*Task directions*:
Pick each line containing the word "SILVER" out of the data below.

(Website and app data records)
%%

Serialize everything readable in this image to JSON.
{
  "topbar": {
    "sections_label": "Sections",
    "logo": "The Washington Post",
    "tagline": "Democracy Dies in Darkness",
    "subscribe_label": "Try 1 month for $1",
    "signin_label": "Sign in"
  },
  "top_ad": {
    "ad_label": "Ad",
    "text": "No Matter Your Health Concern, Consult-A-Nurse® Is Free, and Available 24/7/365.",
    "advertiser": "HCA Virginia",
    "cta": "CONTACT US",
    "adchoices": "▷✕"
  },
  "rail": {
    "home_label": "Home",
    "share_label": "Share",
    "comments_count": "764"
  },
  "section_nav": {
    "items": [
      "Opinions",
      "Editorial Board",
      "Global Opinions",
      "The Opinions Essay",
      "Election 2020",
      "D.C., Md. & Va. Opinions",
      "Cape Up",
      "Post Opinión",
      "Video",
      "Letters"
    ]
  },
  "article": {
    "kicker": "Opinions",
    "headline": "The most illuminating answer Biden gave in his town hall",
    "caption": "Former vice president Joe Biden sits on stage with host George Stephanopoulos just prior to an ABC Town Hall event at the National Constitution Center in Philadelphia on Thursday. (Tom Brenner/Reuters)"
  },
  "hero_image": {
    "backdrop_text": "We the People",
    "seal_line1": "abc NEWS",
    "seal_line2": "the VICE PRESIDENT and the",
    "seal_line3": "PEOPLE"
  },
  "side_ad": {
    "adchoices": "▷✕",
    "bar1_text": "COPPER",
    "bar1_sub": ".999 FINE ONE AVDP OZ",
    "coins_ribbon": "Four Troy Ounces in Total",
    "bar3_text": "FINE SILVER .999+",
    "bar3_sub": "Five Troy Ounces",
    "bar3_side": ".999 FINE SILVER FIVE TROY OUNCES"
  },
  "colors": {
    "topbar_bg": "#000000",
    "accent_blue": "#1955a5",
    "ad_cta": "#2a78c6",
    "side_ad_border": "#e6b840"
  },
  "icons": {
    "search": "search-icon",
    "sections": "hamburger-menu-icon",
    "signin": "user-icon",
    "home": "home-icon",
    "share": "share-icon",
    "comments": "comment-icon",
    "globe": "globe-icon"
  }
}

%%

*Answer space*:
    "bar3_text": "FINE SILVER .999+",
    "bar3_side": ".999 FINE SILVER FIVE TROY OUNCES"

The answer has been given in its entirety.